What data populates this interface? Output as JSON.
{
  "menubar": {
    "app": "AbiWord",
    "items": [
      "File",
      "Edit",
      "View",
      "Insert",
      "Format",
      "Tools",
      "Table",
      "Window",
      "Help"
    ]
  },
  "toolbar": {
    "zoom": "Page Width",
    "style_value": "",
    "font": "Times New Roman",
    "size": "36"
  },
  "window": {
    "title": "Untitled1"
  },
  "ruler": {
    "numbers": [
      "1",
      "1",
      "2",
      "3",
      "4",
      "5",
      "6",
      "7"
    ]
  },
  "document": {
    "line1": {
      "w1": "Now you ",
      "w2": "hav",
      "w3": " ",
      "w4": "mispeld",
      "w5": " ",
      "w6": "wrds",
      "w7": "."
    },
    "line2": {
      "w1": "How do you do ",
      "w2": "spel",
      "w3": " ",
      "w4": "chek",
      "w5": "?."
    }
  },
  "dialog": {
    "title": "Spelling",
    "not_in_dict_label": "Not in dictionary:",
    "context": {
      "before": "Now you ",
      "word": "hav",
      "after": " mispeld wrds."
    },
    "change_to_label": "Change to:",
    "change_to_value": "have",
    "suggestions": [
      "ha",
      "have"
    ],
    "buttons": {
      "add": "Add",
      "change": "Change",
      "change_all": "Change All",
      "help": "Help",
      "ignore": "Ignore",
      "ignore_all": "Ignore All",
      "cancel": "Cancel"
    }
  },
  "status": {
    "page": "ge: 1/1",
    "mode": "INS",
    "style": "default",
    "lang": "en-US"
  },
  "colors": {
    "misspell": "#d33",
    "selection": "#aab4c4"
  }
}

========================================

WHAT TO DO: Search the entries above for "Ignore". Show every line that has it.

WORKED SOLUTION:
      "ignore": "Ignore",
      "ignore_all": "Ignore All",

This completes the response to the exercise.